Sunday, February 17, 2008

Podcast and Audiobook Queue Visualisation

Some screenshots of a little web app I created to visualise my podcast and audio book listening queue:

This shows files currently on my mp3 player. The width of each file represents it's size, the "window width" being 128mb.

Files that will be copied during the next "sync" are indicated with a red dot. Files are copied according to priority, to fill the player and to have only 3 audio book chapters at any time on the player unless there is nothing else to listen to.

Audio book chapters that have been copied/listened to already are highlighted, as are those that have been downloaded but not yet queued.

The displayed title is taken from the id3 tags if possible, otherwise the filename is used. Dates and redundant "book titles" are removed from the title if possible to maximise the amount displayed, and there is a "hover panel" to display other details.

There's also a pretty calendar to provide a gauge of the age of podcasts in different categories.


Audiobook downloads said...

This is interesting.

I gather this is used more on the server side right?

Just wondering if you will be releasing this app? Can it be used by normal people to remember whether the audiobook titles have been listened to?

Tom said...

Thanks, I'm glad you like the look of it.

The application is a Python generated HTML page that I run using Apache on my computer, so while it's not really a fully fledged server app, it's not a little desktop utility either.

Basically the page is showing the contents of a few directories (for high, normal, low priority) and a couple of text files that store a queue of audiobook chapters and a log of the copied chapters.

While I'm more than happy to give the code to anyone who wants it, it's not likely that it would be easily configurable to other people's circumstances without a lot more work than I'm about to put into it in the near future.

Nick Schiffelbein said...

I'm curious as to how you are syncing your podcasts, are you doing it through iTunes or are you using a Linux app that is giving you all this control? These graphics caught my eye and I like you (as far as I can tell) like to have new content pre-arranged for me to be placed on my iPhone and it would be great to have an app setup to do this for me. I'm a CS major at UCI and would love to try and do something similar. On another note, great blog. Lots of really useful Linux tidbits which I'm always looking for. Keep up the great work.

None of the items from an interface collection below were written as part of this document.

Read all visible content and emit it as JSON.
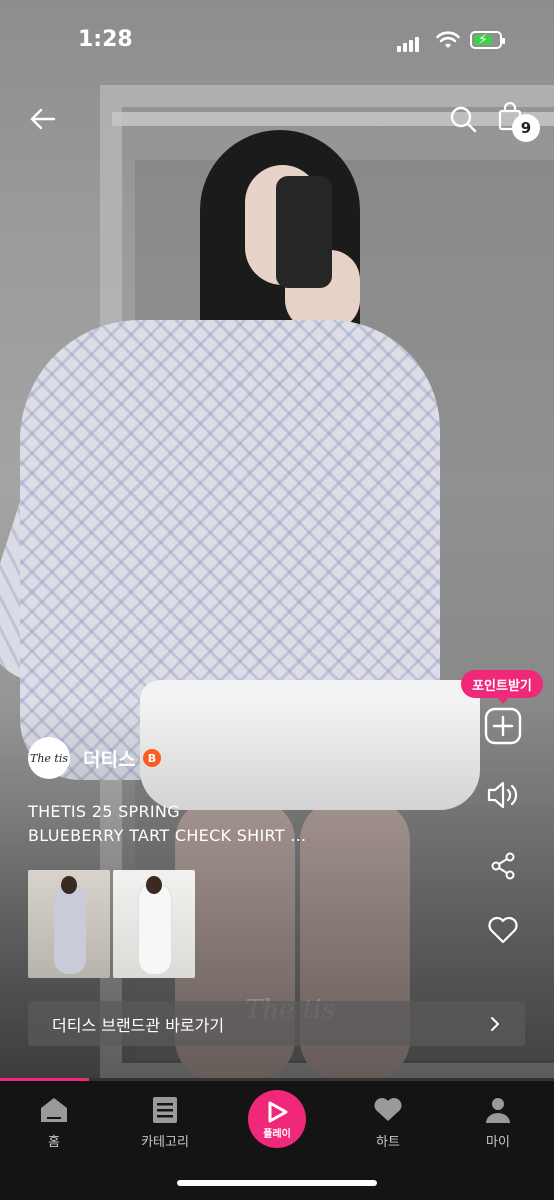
{
  "status_bar": {
    "time": "1:28"
  },
  "header": {
    "cart_count": "9"
  },
  "side": {
    "point_label": "포인트받기"
  },
  "brand": {
    "logo_text": "The tis",
    "name": "더티스",
    "badge": "B"
  },
  "product": {
    "title_line1": "THETIS 25 SPRING",
    "title_line2": "BLUEBERRY TART CHECK SHIRT ..."
  },
  "brand_link": {
    "label": "더티스 브랜드관 바로가기"
  },
  "watermark": "The tis",
  "progress": 0.16,
  "tabs": [
    {
      "label": "홈",
      "icon": "home-icon"
    },
    {
      "label": "카테고리",
      "icon": "category-icon"
    },
    {
      "label": "플레이",
      "icon": "play-icon"
    },
    {
      "label": "하트",
      "icon": "heart-icon"
    },
    {
      "label": "마이",
      "icon": "person-icon"
    }
  ],
  "colors": {
    "accent": "#f0287a",
    "brand_badge": "#ff5a1f",
    "battery": "#3fd14b"
  }
}
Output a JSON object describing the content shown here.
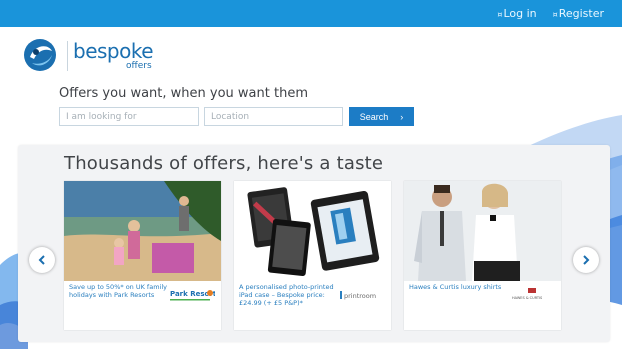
{
  "header": {
    "login": "Log in",
    "register": "Register",
    "login_prefix": "¤",
    "register_prefix": "¤"
  },
  "brand": {
    "name": "bespoke",
    "sub": "offers"
  },
  "hero": {
    "tagline": "Offers you want, when you want them",
    "search_placeholder": "I am looking for",
    "location_placeholder": "Location",
    "search_label": "Search",
    "search_arrow": "›"
  },
  "offers": {
    "title": "Thousands of offers, here's a taste",
    "items": [
      {
        "description": "Save up to 50%* on UK family holidays with Park Resorts",
        "brand": "Park Resorts"
      },
      {
        "description": "A personalised photo-printed iPad case – Bespoke price: £24.99 (+ £5 P&P)*",
        "brand": "printroom"
      },
      {
        "description": "Hawes & Curtis luxury shirts",
        "brand": "HAWES & CURTIS"
      }
    ],
    "prev_icon": "chevron-left-icon",
    "next_icon": "chevron-right-icon"
  },
  "colors": {
    "topbar": "#1a94da",
    "brand_blue": "#1b6fb0",
    "link_blue": "#2a7fbf",
    "button": "#1c7cc6"
  }
}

Tom said...

@Nick: I'm using a Python script I created a long time back to fetch my podcasts. iTunes didn't exist back then...

Basically it's just displaying the ID3 tags for .mp3 files in a few folders for high/normal/low priority, so it should be possible to use it with many podcatchers but I think it might be complicated for iTunes as I think it mangles the filenames/paths. And I'm afraid I've no idea what's involved in copying the podcasts to the iPhone, or whether that's even possible without iTunes. Maybe the "smart playlists" could be used to prioritise the podcasts?